Segment Start: DATASET RECORDS

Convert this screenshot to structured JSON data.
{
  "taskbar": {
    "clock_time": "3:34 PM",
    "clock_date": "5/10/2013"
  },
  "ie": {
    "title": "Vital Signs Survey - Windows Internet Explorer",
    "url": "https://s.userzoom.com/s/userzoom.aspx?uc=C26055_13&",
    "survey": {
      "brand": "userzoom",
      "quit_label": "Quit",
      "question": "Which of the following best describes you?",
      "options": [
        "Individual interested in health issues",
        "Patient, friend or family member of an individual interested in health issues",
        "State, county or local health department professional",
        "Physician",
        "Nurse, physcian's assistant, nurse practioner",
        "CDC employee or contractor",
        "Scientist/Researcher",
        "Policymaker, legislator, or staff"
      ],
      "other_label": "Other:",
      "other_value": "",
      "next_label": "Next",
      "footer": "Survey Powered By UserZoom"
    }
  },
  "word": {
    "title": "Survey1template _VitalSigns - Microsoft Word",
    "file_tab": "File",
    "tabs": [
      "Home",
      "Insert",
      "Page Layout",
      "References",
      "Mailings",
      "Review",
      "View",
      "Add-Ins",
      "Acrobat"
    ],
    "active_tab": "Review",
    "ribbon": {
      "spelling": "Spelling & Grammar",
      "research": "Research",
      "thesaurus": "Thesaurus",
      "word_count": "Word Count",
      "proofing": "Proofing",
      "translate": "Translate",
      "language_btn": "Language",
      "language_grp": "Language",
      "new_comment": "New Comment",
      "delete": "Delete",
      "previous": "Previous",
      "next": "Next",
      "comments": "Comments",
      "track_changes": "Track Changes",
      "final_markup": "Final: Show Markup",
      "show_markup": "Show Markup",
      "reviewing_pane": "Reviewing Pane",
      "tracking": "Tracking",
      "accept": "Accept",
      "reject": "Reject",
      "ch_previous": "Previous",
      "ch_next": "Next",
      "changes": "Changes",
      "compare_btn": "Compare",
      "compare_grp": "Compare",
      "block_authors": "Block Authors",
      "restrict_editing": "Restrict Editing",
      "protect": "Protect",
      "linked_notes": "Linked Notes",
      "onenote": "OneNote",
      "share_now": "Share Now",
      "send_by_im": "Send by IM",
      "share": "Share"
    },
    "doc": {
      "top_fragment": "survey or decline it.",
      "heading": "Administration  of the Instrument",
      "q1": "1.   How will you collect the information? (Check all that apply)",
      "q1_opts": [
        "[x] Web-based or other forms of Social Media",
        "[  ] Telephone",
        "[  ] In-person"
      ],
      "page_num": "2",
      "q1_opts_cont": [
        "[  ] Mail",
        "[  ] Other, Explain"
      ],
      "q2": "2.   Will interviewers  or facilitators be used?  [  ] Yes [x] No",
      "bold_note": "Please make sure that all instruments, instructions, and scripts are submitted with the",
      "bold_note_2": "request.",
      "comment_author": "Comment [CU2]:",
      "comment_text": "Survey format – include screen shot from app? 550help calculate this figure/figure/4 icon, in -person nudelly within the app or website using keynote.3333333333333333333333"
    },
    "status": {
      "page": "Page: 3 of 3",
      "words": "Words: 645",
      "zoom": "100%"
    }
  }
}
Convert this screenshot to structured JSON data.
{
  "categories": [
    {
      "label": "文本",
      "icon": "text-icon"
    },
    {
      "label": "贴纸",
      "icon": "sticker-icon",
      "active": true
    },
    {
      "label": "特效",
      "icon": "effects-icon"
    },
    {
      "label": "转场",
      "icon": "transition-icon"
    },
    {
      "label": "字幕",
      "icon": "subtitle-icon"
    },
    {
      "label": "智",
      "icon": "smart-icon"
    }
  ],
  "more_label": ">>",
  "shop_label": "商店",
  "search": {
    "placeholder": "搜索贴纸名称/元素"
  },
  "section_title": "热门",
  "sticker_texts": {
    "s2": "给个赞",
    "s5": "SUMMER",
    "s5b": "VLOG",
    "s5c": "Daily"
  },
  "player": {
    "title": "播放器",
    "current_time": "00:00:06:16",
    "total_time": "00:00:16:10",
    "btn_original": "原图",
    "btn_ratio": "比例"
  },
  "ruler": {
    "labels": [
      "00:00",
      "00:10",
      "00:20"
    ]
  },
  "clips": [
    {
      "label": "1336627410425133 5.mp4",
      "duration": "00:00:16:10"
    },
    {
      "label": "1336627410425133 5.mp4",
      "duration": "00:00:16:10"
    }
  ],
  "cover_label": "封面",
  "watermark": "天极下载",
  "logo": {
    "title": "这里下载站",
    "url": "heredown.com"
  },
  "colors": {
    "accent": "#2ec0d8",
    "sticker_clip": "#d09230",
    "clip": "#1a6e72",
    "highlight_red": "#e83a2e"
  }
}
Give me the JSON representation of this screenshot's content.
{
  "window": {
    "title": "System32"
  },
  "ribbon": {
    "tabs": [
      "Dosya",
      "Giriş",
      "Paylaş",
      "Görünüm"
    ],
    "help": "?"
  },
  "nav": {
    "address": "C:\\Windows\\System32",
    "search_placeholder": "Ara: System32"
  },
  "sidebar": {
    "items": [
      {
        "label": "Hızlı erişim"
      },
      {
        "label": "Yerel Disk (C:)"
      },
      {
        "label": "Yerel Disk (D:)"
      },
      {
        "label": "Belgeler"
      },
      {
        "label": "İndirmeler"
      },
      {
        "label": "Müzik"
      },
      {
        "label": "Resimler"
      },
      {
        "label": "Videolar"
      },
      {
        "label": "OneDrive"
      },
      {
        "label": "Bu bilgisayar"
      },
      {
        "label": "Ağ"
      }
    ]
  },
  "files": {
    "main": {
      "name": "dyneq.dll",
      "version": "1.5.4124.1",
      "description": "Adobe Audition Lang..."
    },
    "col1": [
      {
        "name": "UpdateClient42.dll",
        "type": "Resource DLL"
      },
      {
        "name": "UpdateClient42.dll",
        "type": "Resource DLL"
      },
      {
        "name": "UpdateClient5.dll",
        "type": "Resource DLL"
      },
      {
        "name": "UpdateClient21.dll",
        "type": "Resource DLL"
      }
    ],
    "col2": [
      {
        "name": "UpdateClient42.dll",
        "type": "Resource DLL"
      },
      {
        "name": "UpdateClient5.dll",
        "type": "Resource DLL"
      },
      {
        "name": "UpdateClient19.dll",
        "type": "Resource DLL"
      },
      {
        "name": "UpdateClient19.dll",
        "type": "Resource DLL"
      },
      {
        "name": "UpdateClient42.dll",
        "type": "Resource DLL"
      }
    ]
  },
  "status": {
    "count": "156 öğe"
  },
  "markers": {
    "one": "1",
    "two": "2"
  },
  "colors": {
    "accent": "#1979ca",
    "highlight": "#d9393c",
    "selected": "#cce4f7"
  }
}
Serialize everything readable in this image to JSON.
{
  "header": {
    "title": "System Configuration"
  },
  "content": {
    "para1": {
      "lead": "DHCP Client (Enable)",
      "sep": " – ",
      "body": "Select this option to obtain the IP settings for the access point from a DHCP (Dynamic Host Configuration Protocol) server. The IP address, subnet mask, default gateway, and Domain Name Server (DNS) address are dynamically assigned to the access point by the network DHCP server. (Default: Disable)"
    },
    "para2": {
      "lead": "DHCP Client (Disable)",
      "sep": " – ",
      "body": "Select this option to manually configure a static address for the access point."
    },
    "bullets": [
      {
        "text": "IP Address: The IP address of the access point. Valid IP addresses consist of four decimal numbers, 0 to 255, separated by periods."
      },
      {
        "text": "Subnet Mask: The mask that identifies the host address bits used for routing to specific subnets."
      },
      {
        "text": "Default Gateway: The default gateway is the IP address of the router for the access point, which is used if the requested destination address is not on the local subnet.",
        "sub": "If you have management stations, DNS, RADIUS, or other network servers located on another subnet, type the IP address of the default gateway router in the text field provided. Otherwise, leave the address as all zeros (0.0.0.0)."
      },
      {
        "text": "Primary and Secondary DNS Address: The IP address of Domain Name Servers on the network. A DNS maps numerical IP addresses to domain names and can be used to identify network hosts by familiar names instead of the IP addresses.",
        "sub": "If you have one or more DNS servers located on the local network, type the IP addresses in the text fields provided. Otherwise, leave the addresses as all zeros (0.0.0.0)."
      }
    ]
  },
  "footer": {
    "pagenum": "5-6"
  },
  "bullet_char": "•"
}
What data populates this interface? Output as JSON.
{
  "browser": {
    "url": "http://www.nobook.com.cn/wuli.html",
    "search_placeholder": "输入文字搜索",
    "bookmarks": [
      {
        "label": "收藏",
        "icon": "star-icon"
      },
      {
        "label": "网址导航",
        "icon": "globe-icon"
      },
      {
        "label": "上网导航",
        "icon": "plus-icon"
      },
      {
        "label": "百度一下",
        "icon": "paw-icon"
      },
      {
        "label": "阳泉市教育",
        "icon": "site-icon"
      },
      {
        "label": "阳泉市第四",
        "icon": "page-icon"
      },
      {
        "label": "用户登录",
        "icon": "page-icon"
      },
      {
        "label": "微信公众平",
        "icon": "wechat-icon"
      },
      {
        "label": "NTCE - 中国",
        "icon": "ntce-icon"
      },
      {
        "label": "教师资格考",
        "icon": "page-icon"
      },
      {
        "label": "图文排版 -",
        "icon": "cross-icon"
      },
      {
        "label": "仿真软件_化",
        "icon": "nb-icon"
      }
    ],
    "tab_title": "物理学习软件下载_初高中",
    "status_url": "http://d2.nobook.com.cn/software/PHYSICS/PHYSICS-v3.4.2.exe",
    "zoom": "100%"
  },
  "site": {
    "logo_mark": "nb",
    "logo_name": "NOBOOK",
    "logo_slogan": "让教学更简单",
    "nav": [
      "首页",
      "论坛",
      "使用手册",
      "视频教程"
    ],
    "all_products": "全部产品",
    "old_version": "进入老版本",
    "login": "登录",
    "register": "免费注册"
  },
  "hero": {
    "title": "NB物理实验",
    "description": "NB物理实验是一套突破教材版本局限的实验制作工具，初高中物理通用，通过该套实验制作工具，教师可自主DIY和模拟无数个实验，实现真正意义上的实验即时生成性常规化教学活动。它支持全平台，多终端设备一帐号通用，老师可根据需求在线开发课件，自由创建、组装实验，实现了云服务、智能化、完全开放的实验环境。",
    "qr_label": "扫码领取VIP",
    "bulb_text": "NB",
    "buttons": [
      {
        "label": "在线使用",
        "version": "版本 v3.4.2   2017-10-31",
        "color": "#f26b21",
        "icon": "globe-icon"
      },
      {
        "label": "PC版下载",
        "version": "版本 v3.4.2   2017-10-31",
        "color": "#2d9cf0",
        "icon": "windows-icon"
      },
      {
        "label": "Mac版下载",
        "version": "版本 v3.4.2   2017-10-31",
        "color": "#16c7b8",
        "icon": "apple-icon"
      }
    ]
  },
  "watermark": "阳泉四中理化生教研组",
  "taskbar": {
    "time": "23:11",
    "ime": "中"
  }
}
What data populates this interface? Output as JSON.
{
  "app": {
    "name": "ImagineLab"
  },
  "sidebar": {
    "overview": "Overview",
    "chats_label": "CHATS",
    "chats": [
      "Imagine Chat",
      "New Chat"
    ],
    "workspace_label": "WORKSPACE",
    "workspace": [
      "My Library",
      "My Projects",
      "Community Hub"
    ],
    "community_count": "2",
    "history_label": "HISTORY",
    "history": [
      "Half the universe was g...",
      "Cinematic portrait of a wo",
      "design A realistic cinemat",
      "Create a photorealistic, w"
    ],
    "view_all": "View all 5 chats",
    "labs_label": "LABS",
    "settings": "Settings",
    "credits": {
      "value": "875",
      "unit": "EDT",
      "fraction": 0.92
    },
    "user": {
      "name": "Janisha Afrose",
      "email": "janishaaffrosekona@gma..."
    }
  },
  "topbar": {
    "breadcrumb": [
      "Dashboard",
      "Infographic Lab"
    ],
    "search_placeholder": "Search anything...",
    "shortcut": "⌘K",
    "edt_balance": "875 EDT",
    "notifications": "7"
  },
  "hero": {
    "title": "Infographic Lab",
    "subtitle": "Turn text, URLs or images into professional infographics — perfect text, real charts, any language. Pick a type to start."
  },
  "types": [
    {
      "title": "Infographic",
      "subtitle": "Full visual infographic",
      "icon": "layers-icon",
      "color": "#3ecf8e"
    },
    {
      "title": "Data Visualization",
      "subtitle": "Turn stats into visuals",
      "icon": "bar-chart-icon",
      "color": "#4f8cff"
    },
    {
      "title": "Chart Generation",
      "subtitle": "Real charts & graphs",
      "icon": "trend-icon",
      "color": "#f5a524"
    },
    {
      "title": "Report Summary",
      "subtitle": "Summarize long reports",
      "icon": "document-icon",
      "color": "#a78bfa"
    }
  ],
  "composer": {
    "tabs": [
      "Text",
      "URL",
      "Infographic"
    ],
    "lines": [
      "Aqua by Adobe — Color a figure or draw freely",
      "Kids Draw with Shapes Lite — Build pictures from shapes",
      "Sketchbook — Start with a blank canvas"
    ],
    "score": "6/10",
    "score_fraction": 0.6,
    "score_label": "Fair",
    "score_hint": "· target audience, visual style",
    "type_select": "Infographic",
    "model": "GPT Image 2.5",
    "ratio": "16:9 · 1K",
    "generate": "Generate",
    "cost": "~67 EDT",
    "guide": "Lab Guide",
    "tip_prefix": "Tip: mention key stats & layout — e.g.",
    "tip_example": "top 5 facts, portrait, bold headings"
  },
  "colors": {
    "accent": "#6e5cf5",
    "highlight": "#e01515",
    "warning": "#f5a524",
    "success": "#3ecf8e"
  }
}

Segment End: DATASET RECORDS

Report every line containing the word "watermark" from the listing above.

  "watermark": "天极下载",
  "watermark": "阳泉四中理化生教研组",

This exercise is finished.